THE TASK » All lines holding the word "this" should be located in the records and copied.

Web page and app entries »
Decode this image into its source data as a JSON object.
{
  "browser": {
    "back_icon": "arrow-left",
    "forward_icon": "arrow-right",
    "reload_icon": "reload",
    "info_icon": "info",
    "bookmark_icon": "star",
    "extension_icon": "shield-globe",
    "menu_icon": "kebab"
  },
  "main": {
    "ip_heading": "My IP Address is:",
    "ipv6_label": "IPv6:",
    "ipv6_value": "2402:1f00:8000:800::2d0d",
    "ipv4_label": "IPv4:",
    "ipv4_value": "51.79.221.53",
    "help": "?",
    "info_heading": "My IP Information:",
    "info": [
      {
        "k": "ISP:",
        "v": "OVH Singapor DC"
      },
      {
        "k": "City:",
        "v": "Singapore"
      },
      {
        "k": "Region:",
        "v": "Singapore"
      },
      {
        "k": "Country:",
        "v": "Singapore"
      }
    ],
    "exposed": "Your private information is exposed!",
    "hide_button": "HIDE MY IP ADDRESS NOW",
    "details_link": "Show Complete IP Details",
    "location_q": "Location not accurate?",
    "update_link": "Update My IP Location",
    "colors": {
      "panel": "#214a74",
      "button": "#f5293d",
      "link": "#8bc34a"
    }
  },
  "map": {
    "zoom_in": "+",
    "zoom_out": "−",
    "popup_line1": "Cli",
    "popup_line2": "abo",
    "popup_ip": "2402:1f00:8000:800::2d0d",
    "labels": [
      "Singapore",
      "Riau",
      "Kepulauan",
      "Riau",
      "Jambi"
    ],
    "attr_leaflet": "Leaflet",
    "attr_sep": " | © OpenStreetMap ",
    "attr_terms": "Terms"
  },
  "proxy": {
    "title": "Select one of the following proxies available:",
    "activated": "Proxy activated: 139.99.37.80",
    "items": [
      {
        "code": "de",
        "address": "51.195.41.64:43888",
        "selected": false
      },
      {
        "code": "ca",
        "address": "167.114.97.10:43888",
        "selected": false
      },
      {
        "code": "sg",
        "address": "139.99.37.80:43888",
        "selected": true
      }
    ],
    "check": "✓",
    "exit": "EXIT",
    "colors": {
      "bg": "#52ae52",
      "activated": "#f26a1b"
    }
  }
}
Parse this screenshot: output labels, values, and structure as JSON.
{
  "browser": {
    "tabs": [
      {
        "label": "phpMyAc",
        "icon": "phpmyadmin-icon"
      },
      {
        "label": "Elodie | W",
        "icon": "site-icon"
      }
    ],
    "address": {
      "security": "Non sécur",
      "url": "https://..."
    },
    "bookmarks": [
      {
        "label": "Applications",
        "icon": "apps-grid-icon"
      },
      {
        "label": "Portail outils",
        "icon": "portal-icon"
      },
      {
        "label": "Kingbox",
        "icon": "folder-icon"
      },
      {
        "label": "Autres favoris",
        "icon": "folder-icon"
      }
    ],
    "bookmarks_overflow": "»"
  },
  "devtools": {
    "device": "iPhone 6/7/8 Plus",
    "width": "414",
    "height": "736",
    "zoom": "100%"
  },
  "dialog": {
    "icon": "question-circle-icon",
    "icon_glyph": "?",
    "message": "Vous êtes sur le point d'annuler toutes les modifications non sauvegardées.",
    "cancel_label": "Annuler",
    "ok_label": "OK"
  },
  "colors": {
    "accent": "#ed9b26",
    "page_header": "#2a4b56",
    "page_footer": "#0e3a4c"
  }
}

ANSWER BOX »
Decode this image into its source data as a JSON object.
Parse this screenshot: output labels, values, and structure as JSON.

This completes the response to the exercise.